THE rise of Koh Samui in Thailand’s tourism scene has been nothing short of meteoric.
Given its wide range of offerings to any visitor, ranging from tropical beaches to luxury resorts, it has turned into a tourist magnet.
Yet, Koh Samui holds many secrets close to its chest, allowing the smart traveler to discover its peaceful side away from the tourist traps. This short guide to Koh Samui will aid you in unraveling the calmer side of Samui.
Ban Tai Beach

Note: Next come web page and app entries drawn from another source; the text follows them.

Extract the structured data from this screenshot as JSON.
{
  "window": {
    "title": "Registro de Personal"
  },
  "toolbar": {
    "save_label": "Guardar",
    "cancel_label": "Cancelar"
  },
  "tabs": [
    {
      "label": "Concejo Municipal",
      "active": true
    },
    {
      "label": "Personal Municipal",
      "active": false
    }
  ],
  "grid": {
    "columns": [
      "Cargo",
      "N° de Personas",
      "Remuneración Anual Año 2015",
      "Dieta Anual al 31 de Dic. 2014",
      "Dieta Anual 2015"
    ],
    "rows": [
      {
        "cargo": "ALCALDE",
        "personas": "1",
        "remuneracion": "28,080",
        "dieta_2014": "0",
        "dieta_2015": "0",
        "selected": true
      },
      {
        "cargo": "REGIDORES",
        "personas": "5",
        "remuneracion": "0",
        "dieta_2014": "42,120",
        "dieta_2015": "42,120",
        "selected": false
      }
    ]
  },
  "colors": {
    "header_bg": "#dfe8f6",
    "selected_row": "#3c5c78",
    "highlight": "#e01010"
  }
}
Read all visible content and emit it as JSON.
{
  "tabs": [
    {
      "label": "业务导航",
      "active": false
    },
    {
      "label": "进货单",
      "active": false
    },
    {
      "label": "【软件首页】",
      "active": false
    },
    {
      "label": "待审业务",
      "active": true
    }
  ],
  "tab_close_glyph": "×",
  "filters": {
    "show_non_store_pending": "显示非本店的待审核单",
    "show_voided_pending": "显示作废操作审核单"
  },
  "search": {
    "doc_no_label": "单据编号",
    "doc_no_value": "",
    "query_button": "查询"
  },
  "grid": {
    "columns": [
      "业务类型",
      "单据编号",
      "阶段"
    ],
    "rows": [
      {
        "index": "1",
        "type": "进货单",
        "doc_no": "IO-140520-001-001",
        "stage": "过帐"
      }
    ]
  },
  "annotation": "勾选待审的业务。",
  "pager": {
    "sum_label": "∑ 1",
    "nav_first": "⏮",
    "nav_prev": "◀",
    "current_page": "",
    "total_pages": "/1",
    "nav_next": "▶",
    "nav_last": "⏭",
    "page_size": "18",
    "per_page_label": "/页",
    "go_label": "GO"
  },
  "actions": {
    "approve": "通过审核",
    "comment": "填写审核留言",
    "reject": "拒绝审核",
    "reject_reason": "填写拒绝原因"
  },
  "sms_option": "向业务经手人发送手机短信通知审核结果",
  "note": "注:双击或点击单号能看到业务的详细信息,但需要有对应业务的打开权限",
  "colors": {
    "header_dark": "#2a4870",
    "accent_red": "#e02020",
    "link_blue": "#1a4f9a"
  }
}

Unless you choose to stay in one of Samui’s popular luxury resorts that come with their own private beach, most beaches on the island remain massively populated. To those looking for secluded beaches with pristine waters, Samui may disappoint.
Ban Tai, however, is an exception to this. Located very close to the Mae Nam village, Ban Tai beach neighbors the much more popular Bang Po beach. With its tacky bungalows and curvy palm trees – Ban Tai will remind you of Fiji.
To get there, look out for a rocky cape east of Bang Po beach. Tread across it and you’ll come across a little lagoon with turtles and stingrays. Pass the same, climb over a few more rocks, and voila – a two-kilometer stretch of fine sand awaits.
Lesser-known seafood restaurants
Koh Samui’s fresh seafood is an absolute delight and there are no dearth of restaurants to devour the same.
But thanks to its dominant European tourist crowd, almost all restaurants offer “altered” versions of Thai dishes to match the spice intake of tourists.
If you’re spending time at the Bang Po or Bang Tai beach, round your day up with a meal at family-run restaurant Krua Bang Po.
Located in the Mae Nam village, locals in this part of the island swear by the chili crab curry that’s served here. Don’t be fooled by its casual ambiance; the food is great.
Meanwhile, close to Grandfather & Grandmother rocks, Hua Thanon is a Muslim village lined with colorful fishing boats and an area that retains its past glory.
While most restaurants here dish out decent Thai food, head to Hua Thanon Fishing Village for fish steamed with coconut milk and wrapped in banana leaf.
Another local specialty that’s yet to feature in Koh Samui restaurants is the fried banana rolls. They’re quite popular in the southern part of the island, in the markets near Lipa Noi.
Most visitors to Samui head over to the nearby Koh Tao island to snorkel or dive owing to its clear waters. However, fame of diving in Koh Tao has spread far and wide leaving it to suffer at the hands of commercialization.
Snorkel in clear waters
A full-day adventure to Koh Taen and Koh Mudsum islands includes snorkeling in the nearby corals. To get there, head to Thong Krut in the southern side of the island. When you come across a stretch of wooden restaurants with traditional longtail boats docked outside, you’ll know you’re in the right place.
A full-day trip for two will set you back as little as 2,500 baht (US$70) and can be booked on-the-spot from any of the restaurants here.